> _PROBLEM_:
Return all lines of the records that contain the word "view".

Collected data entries
————————
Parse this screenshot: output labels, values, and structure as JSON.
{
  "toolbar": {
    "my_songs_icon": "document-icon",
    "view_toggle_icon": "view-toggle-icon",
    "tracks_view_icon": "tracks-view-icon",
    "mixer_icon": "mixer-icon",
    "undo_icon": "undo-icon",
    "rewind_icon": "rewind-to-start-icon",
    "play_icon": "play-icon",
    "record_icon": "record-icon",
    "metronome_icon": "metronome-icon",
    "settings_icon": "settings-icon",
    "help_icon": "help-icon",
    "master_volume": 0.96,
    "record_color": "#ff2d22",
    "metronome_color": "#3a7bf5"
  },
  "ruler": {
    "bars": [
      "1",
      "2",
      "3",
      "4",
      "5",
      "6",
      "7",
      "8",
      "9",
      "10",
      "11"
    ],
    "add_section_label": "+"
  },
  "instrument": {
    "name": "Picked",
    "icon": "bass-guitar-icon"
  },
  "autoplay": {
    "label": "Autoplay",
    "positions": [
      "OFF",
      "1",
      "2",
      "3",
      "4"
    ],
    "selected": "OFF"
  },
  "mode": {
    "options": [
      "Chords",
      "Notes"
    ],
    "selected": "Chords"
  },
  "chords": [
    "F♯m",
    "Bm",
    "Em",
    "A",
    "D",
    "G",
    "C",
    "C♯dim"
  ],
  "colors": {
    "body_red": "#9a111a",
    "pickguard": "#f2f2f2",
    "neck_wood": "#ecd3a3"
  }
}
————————
> _SOLUTION TO THIS PROBLEM_:
    "view_toggle_icon": "view-toggle-icon",
    "tracks_view_icon": "tracks-view-icon",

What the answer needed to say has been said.